Fiddler’s Ferry Locks

The image shown below was recently donated to the museum. It shows two boys sitting on the bridge at Fiddler’s Ferry Locks, with the local keeper’s house in the background.

The photograph has been produced on a postcard back, allowing it to be sent through the post. As you can see from the image, the reproduction here has not been of the highest quality, it is off-centre, leaves a lot of white space, and is slightly listing to one side.

By saying this I don’t mean to criticise the image itself, which is well laid out artistically and records an important part of our history for future generations. I only point out the faults because they show a fascinating moment in history. The “real photo postcard” was a relatively new thing in the early 20th Century and the fact that people could produce a postcard showing their village, their church, or even their own family, made these cards immensely popular. A huge variety of cards were produced, often locally for local consumption. This card would probably have been sold in a corner shop in Sankey or Penketh and would have given people a chance to own a photograph of something important to them without having the unconscionable cost of a camera.

Whilst this version of the image may not be of the highest quality, there are others out there. A much sharper version of the picture can be seen on the Sankey Canal Restoration Society’s website, along with some other great images of the area.

One interesting thing about this copy of the photograph is that on the back it has the names of the two boys sitting on the bridge. They are listed as Les Harrison and J. Burthem, a note in pencil also states that Mrs Burthem ran a sweet shop in Penketh. Without this amazing donation, would we ever have been able to find out who those two children were?

If you know anything about West Warrington’s past, why not make sure that it is safely recorded for future generations? What is the one thing that you remember that nobody else does?

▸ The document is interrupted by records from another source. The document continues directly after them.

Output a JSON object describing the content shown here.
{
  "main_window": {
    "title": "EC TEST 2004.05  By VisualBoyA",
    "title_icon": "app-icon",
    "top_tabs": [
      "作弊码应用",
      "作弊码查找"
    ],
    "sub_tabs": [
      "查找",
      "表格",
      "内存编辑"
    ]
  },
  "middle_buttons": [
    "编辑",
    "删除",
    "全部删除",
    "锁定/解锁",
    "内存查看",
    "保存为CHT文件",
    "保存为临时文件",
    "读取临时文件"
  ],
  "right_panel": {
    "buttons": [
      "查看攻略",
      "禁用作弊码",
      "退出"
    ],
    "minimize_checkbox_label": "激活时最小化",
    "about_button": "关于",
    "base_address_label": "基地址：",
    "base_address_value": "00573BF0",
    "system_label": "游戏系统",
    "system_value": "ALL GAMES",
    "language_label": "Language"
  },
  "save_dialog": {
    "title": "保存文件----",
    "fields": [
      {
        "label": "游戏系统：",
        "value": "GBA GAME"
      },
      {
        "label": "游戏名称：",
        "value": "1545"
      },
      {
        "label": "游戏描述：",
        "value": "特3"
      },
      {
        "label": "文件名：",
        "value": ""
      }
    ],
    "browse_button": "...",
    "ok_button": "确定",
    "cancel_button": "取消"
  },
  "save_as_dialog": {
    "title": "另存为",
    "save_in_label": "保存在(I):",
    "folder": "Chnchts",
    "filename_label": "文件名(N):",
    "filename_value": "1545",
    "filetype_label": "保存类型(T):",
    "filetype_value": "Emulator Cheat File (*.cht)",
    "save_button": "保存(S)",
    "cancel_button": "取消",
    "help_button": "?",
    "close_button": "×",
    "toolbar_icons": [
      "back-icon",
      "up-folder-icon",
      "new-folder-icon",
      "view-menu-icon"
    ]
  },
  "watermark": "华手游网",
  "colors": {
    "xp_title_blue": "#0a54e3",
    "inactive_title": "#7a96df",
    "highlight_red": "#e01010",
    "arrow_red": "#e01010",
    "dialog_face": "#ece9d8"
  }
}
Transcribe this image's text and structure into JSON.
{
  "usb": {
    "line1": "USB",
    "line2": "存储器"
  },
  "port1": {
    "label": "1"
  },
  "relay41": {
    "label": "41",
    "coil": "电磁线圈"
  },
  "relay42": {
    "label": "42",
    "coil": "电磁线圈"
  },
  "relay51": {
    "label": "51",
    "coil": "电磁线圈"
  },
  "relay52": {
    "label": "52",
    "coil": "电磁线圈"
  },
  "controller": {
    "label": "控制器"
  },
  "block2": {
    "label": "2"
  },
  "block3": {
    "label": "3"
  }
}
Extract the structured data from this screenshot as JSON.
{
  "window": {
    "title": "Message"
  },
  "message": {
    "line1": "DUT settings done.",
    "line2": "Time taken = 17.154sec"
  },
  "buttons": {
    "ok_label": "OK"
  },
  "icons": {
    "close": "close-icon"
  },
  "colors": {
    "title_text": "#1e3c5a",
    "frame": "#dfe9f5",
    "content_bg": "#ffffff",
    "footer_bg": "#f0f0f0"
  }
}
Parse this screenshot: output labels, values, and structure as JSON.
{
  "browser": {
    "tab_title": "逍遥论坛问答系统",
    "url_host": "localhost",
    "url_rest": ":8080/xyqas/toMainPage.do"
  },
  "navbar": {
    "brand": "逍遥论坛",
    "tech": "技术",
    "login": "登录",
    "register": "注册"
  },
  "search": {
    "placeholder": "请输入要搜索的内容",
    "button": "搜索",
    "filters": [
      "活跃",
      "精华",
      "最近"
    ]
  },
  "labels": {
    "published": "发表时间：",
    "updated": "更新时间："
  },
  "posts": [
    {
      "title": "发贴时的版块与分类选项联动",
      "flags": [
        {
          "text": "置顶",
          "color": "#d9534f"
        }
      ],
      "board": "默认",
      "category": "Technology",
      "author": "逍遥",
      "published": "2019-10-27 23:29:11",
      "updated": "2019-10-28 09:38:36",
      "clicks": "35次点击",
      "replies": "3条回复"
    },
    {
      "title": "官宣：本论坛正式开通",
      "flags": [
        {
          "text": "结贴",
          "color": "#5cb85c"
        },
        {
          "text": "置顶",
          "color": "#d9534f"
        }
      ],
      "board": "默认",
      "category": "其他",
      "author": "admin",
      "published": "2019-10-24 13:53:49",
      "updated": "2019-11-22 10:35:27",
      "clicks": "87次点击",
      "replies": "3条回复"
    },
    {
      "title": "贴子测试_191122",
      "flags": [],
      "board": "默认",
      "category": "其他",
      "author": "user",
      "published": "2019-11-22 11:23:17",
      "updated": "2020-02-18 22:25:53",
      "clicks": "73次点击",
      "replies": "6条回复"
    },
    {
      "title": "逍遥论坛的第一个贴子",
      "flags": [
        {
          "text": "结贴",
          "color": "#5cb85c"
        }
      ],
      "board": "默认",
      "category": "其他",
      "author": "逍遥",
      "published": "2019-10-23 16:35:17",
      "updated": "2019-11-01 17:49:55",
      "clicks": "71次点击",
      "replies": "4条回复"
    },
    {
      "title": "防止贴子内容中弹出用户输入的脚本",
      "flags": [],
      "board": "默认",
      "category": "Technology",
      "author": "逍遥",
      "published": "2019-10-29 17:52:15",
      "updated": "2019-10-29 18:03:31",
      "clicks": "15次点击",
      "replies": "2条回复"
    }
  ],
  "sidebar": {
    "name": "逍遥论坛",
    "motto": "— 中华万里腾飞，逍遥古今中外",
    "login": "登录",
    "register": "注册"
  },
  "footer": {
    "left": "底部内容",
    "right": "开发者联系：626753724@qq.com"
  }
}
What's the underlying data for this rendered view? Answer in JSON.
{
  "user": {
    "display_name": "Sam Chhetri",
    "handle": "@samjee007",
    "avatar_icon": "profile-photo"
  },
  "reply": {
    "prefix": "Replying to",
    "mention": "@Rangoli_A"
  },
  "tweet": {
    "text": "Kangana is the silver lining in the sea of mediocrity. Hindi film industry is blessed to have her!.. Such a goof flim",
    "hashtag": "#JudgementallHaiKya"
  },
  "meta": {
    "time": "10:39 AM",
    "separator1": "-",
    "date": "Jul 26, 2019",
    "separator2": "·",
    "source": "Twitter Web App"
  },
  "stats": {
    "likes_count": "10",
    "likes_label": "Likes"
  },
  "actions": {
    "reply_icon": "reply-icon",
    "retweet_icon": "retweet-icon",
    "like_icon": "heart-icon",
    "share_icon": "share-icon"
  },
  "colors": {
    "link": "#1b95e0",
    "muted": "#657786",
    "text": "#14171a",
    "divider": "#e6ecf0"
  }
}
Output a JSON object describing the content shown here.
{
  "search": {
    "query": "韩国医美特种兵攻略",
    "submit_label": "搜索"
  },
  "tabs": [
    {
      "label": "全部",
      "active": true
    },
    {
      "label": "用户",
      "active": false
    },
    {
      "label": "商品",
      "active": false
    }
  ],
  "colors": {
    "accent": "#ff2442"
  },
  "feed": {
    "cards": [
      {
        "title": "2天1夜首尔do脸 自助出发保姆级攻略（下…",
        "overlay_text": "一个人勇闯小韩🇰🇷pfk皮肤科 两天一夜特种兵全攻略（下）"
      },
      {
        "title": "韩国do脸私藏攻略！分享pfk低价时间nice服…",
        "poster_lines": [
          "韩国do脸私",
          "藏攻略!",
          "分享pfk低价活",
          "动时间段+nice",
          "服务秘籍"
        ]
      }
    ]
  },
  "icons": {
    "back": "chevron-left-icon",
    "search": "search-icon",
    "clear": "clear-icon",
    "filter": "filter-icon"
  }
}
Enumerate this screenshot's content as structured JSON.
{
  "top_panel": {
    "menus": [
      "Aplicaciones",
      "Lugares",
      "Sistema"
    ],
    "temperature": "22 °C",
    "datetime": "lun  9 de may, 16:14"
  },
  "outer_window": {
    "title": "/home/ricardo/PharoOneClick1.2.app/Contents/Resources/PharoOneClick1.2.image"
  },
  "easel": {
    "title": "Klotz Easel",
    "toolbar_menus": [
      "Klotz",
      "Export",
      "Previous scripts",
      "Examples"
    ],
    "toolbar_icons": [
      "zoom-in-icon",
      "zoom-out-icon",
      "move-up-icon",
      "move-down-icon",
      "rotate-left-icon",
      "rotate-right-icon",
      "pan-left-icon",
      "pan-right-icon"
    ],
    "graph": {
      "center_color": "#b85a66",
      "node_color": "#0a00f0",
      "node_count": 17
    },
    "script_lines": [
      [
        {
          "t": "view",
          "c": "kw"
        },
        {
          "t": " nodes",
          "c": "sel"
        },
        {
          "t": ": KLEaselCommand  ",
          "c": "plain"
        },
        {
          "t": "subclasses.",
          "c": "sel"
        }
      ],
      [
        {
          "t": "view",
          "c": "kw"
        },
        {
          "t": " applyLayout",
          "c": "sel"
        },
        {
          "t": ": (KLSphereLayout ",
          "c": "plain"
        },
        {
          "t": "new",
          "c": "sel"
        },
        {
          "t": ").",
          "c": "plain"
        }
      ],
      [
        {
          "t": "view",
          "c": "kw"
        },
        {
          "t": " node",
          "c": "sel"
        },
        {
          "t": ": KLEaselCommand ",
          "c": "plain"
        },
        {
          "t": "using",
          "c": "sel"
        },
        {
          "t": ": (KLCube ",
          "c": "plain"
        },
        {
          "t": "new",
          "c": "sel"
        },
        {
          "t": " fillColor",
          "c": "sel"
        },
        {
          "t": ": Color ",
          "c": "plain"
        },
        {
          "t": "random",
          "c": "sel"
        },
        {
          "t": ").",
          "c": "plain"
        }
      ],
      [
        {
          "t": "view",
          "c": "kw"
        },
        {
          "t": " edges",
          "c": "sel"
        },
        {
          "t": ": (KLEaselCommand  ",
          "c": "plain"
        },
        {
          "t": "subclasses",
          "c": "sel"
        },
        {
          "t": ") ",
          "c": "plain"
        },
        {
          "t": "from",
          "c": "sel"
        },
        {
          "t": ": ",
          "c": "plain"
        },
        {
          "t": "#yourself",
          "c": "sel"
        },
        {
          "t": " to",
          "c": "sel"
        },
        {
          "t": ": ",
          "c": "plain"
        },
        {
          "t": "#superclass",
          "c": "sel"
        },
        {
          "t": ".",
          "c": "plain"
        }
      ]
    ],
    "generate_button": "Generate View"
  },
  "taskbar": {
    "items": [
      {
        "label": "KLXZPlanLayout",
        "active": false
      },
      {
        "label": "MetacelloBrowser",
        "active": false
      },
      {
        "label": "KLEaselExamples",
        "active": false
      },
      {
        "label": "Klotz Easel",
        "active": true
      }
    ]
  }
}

To pass on any memories contact Philip at: [email protected]

This article was originally posted on Thursday, February 23rd, 2017